by Madison Archer, Contributing Writer
The UMF Dance Team is looking for members to join. Last season they lost 4 seniors and concerned students following the pandemic.
COVID-19 has significantly changed sports, clubs and school. For the Dance Team it has made it hard to practice while physically distancing, it’s difficult to find a space large enough to accommodate all members.
Alyssa Leonard, a senior and President of the team, said that finding room is one of their main struggles. “I guess just finding space. I’m sure other groups are dealing with that as well,” said Leonard.
Alyssa Leonard, President of the UMF Dance Team, has elaborate plans for the team to dance safely this season.
Photo courtesy of Sam Shirley.
In the past, the Dance Team has performed at TD Garden in Boston during Celtics games. This past March, their trip was cancelled due to COVID-19. “I don’t think [the trip] will happen this year,” said Leonard. “But the hope will be that we can set the team up to be financially ready to do it the following year.”
The team normally performs at halftime during UMF basketball games. Now, there are new COVID regulations where fans are unable to watch in person. The Dance Team has decided to focus on learning routines, having fun and creating workshops. “Right now we’re trying to start [team practices] outside so we will be physically together as much as possible,” Leonard said.
Even though the Dance Team has faced struggles with practicing and performing this semester, they haven’t stopped planning events that could involve the UMF community and beyond. The team is hoping to show a virtual showcase with UMF clubs, such as Clefnotes, Deep Treble, Bust-A-Move Beavers, The Lawn Chair Pirates and the cheer team at the Narrow Gauge drive-in theater for a show for UMF students.
Leonard is also hoping to plan a virtual showcase collaborating with other dance teams from different colleges and universities. “My hope is that we can compile a bunch of things from across New England and then make it into a YouTube video, kind of like a movie for our friends and families to watch,” Leonard said.

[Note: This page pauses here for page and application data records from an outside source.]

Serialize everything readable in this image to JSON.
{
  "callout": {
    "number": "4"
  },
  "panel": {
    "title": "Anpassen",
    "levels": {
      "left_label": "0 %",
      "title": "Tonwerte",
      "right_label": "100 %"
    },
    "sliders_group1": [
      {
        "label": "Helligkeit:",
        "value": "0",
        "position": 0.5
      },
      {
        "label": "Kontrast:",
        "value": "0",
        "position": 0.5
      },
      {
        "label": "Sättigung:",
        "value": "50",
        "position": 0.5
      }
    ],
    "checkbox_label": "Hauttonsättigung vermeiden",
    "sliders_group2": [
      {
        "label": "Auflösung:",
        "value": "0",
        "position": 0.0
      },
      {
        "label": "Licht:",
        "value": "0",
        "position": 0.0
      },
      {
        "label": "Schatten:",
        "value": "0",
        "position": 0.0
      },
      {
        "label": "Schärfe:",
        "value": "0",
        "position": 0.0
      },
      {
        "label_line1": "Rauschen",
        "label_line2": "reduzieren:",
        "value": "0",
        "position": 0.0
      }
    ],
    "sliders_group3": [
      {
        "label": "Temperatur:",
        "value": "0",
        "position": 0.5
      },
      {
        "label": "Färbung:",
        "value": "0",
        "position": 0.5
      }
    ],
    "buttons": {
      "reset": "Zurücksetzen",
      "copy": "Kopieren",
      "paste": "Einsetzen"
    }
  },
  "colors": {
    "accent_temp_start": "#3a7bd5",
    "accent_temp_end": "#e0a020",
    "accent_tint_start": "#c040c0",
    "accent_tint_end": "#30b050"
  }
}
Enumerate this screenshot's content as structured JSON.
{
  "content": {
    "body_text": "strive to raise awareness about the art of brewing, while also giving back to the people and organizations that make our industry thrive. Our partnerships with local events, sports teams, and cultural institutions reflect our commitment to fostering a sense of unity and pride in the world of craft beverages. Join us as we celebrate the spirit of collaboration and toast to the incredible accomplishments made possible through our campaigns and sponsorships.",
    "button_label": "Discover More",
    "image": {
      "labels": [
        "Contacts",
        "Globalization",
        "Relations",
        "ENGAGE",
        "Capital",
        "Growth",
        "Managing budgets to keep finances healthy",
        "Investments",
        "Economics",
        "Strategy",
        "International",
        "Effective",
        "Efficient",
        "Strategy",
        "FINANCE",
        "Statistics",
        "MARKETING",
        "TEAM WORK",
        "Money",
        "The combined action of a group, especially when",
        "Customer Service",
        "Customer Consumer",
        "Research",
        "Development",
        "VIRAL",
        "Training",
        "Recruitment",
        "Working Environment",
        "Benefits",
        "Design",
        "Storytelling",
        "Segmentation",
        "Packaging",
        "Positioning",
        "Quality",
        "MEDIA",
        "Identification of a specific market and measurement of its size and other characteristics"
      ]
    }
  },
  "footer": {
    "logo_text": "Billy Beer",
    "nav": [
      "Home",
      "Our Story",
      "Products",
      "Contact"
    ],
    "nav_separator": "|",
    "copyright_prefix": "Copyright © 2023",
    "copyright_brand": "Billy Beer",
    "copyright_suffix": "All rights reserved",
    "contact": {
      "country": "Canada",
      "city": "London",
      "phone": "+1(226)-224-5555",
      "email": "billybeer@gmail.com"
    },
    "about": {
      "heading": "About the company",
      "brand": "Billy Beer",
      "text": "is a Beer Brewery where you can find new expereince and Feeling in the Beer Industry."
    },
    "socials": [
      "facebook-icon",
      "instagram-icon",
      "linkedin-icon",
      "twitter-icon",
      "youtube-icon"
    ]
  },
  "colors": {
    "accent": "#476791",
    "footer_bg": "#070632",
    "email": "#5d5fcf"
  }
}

For those interested in joining the Dance Team, email email@example.com. Auditions are not required and students with little or no experience are welcome.
by Cassidy Delano, Contributing Writer
Women’s Basketball Coach Jamie Beaudoin promotes student athlete voting registration, as The Women’s Basketball Coaches Association (WBCA) set a 100% team registration goal.
The National Basketball Coaches Association (NBCA) and the WBCA set high expectations for their student athletes. They encouraged all coaches to get all their student athletes registered to vote. “It’s a new initiative put forth by these coaching associations,” Beaudoin said. “Not to say it hasn’t always been important, but with the presidential election coming up, and social media being so big, this information is easier to get out,”.
Beaudoin shared this information with his team, asking who was registered and offering aid to players wanting to get registered. Being registered isn’t something he requires for his team, but feels a responsibility to promote it. “I think the most important thing for my team is that they are aware of the opportunity to be able to vote, and that I provide them with the support they need to get registered,” Beaudoin said.
Chelsea Crockett, a junior on the women’s basketball team got registered to vote soon after hearing about the national goal. “Voting is important to me because it gives me a say in how things are run on a local and national level,” Crockett said.
Beaudoin sees the value in voting as well. “Democracy is not a spectator sport, if you are not registered to vote you can’t participate. So my goal, as well as the goal of the NABC and WBCA, is to get as many new potential voters to register to vote, making it easier for them,” Beaudoin said.
Molly Folsom, a Junior on the women’s basketball team, is still unconvinced about getting registered. “I can’t help but think the system is rigged,” Folsom said. “It’s about who has more money in their pocket, rather than actual democracy.”
Crockett feels that student athletes have the ability to influence the rest of campus, and thus makes it more important for them to vote. “ I think it is important that we all are registered to vote and exercise our right to vote. We are leaders on campus and by being registered to vote we are showing how important voting is and hopefully encouraging the rest of campus to vote with us,” Crockett said.
Beaudoin recognizes that sometimes people don’t vote because they don’t really understand what they’re voting for. “One thing that’s really difficult is that most people understand the importance of voting, but don’t know what they’re voting for. This becomes a road block for people,” Beaudoin said.
Folsom agrees that lack of political knowledge is a factor that holds her back. “I sometimes feel I don’t know enough about politics to make an educated decision during an election,” Folsom said.
Crockett encourages her teammates as well as other students on campus to vote. “I definitely think student-athletes promoting voting will help other students realize how important voting is. I think as a college student it is hard to feel like you have a say in how things are run, but this is one of the ways to show how important one vote, and one person, can be in influencing our elected officials and our laws,” Crockett said.
For more information about voting visit https://allintovote.org/.